The title of this essay is a term minted in this office to describe the rampant and insidious malaise and apathy we as journalists observe from workers in governmental agencies. As Kingstonians, it’s easy to feel this lassitude is confined to Kingston City Hall, but trust us when we say it ain’t unique to Kingston, or even Ulster County for that matter. What’s up with that?
Thing is, there’s cogs and gears in the machine not spinning in their proper direction. Some are jammed. Some spin in opposite directions; others spin too slowly or quickly. There are many cogs with spokes too dulled to reach one another, and some too sharp. Basically, it’s a surliness and a can’t-do attitude which makes those trying to get results from their city government roll their eyes heavenward and utter, either out loud or in their heads, many foul oaths.
So. Mayor Sotille issued an edict a few years ago that there were no more funds in the city’s budget for events like the re-enactment of the burning of Kingston. Fair enough? You decide. Point is, a non-local, early American history re-enactment group felt that Kingston’s Uptown streets and structures were the idyllic setting to re-invent the sounds, smells, colors and bustle of early American history — so much so that it was worth investing more than $5,000 of their members’ personal funds to make it happen.
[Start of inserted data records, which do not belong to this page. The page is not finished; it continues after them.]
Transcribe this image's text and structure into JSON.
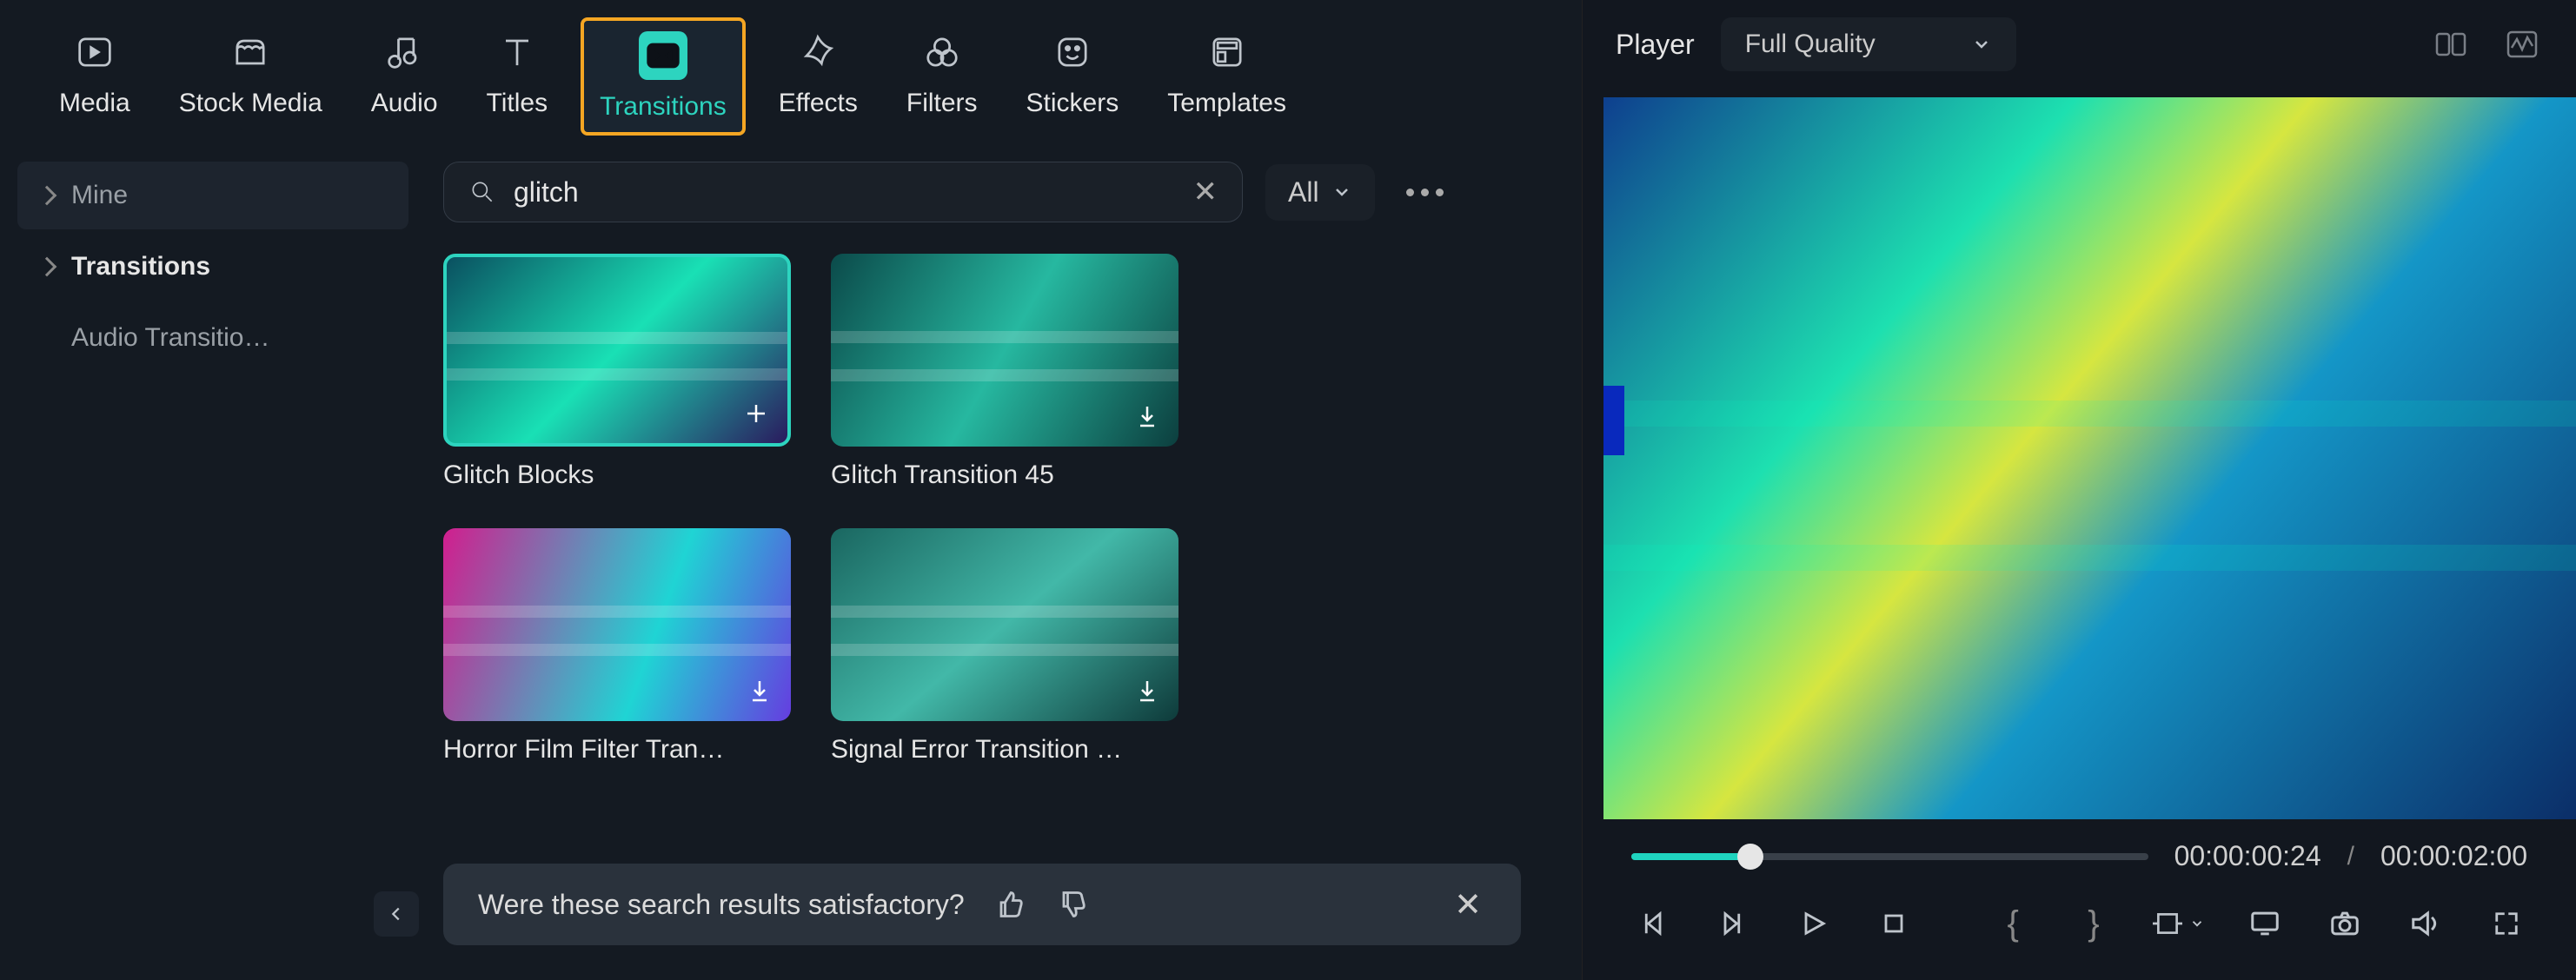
{
  "top_nav": [
    {
      "label": "Media",
      "icon": "media-icon",
      "active": false
    },
    {
      "label": "Stock Media",
      "icon": "stock-media-icon",
      "active": false
    },
    {
      "label": "Audio",
      "icon": "audio-icon",
      "active": false
    },
    {
      "label": "Titles",
      "icon": "titles-icon",
      "active": false
    },
    {
      "label": "Transitions",
      "icon": "transitions-icon",
      "active": true
    },
    {
      "label": "Effects",
      "icon": "effects-icon",
      "active": false
    },
    {
      "label": "Filters",
      "icon": "filters-icon",
      "active": false
    },
    {
      "label": "Stickers",
      "icon": "stickers-icon",
      "active": false
    },
    {
      "label": "Templates",
      "icon": "templates-icon",
      "active": false
    }
  ],
  "sidebar": {
    "items": [
      {
        "label": "Mine",
        "selected": true,
        "bold": false,
        "expandable": true
      },
      {
        "label": "Transitions",
        "selected": false,
        "bold": true,
        "expandable": true
      },
      {
        "label": "Audio Transitio…",
        "selected": false,
        "bold": false,
        "expandable": false
      }
    ]
  },
  "search": {
    "value": "glitch",
    "placeholder": "Search"
  },
  "filter": {
    "label": "All"
  },
  "results": [
    {
      "label": "Glitch Blocks",
      "selected": true,
      "action": "add"
    },
    {
      "label": "Glitch Transition 45",
      "selected": false,
      "action": "download"
    },
    {
      "label": "Horror Film Filter Tran…",
      "selected": false,
      "action": "download"
    },
    {
      "label": "Signal Error Transition …",
      "selected": false,
      "action": "download"
    }
  ],
  "feedback": {
    "question": "Were these search results satisfactory?"
  },
  "player": {
    "title": "Player",
    "quality": "Full Quality",
    "current_time": "00:00:00:24",
    "total_time": "00:00:02:00"
  }
}
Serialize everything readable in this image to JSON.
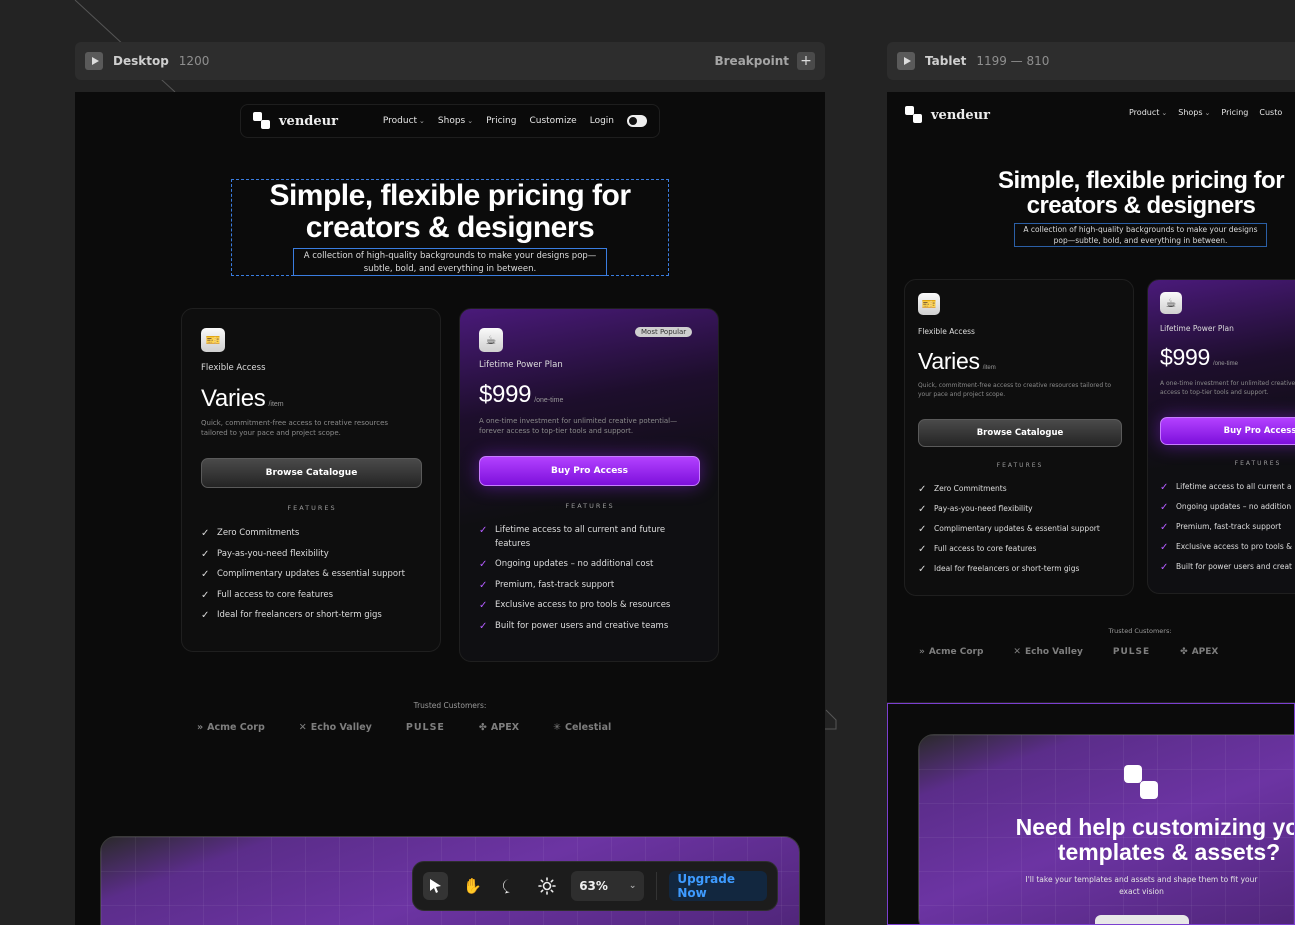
{
  "frames": {
    "desktop": {
      "name": "Desktop",
      "size": "1200",
      "breakpoint_label": "Breakpoint"
    },
    "tablet": {
      "name": "Tablet",
      "size": "1199 — 810"
    }
  },
  "nav": {
    "brand": "vendeur",
    "links": [
      "Product",
      "Shops",
      "Pricing",
      "Customize",
      "Login"
    ]
  },
  "hero": {
    "title_line1": "Simple, flexible pricing for",
    "title_line2": "creators & designers",
    "subtitle_line1": "A collection of high-quality backgrounds to make your designs pop—",
    "subtitle_line2": "subtle, bold, and everything in between."
  },
  "plans": [
    {
      "name": "Flexible Access",
      "price": "Varies",
      "unit": "/item",
      "desc_line1": "Quick, commitment-free access to creative resources",
      "desc_line2": "tailored to your pace and project scope.",
      "button": "Browse Catalogue",
      "features_label": "FEATURES",
      "features": [
        "Zero Commitments",
        "Pay-as-you-need flexibility",
        "Complimentary updates & essential support",
        "Full access to core features",
        "Ideal for freelancers or short-term gigs"
      ]
    },
    {
      "name": "Lifetime Power Plan",
      "badge": "Most Popular",
      "price": "$999",
      "unit": "/one-time",
      "desc_line1": "A one-time investment for unlimited creative potential—",
      "desc_line2": "forever access to top-tier tools and support.",
      "button": "Buy Pro Access",
      "features_label": "FEATURES",
      "features": [
        "Lifetime access to all current and future features",
        "Ongoing updates – no additional cost",
        "Premium, fast-track support",
        "Exclusive access to pro tools & resources",
        "Built for power users and creative teams"
      ]
    }
  ],
  "trusted": {
    "label": "Trusted Customers:",
    "logos": [
      "Acme Corp",
      "Echo Valley",
      "PULSE",
      "APEX",
      "Celestial"
    ]
  },
  "tablet": {
    "hero_title_line1": "Simple, flexible pricing for",
    "hero_title_line2": "creators & designers",
    "hero_sub_line1": "A collection of high-quality backgrounds to make your designs",
    "hero_sub_line2": "pop—subtle, bold, and everything in between.",
    "nav_links": [
      "Product",
      "Shops",
      "Pricing",
      "Custo"
    ],
    "plan1_desc_line1": "Quick, commitment-free access to creative resources tailored to",
    "plan1_desc_line2": "your pace and project scope.",
    "plan2_desc_line1": "A one-time investment for unlimited creative",
    "plan2_desc_line2": "access to top-tier tools and support.",
    "plan2_features": [
      "Lifetime access to all current a",
      "Ongoing updates – no addition",
      "Premium, fast-track support",
      "Exclusive access to pro tools &",
      "Built for power users and creat"
    ],
    "plan2_button": "Buy Pro Access",
    "logos": [
      "Acme Corp",
      "Echo Valley",
      "PULSE",
      "APEX"
    ],
    "cta_title_line1": "Need help customizing your",
    "cta_title_line2": "templates & assets?",
    "cta_sub_line1": "I'll take your templates and assets and shape them to fit your",
    "cta_sub_line2": "exact vision"
  },
  "toolbar": {
    "zoom": "63%",
    "upgrade": "Upgrade Now",
    "tools": [
      "cursor-icon",
      "hand-icon",
      "comment-icon",
      "sun-icon"
    ]
  },
  "colors": {
    "accent": "#9b2cff",
    "canvas": "#0b0b0b",
    "workspace": "#232323",
    "upgrade_text": "#3e9bff"
  }
}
But rather than blasting the social media pages, magazines and newspapers, as well as city, county, tourism, state and uptown business web pages; alerting Kingston city schools and surrounding town’s schools, SUNY colleges, senior centers, Boy and Girl Scout troops; plastering the city with fliers, informing churches and synagogues and more with invitations to come party with exploding cannons and American rebels there was from the city’s publicity machine a silence as hushed as the day in 1777 the Redcoats landed and found the empty streets of Kingston. Why?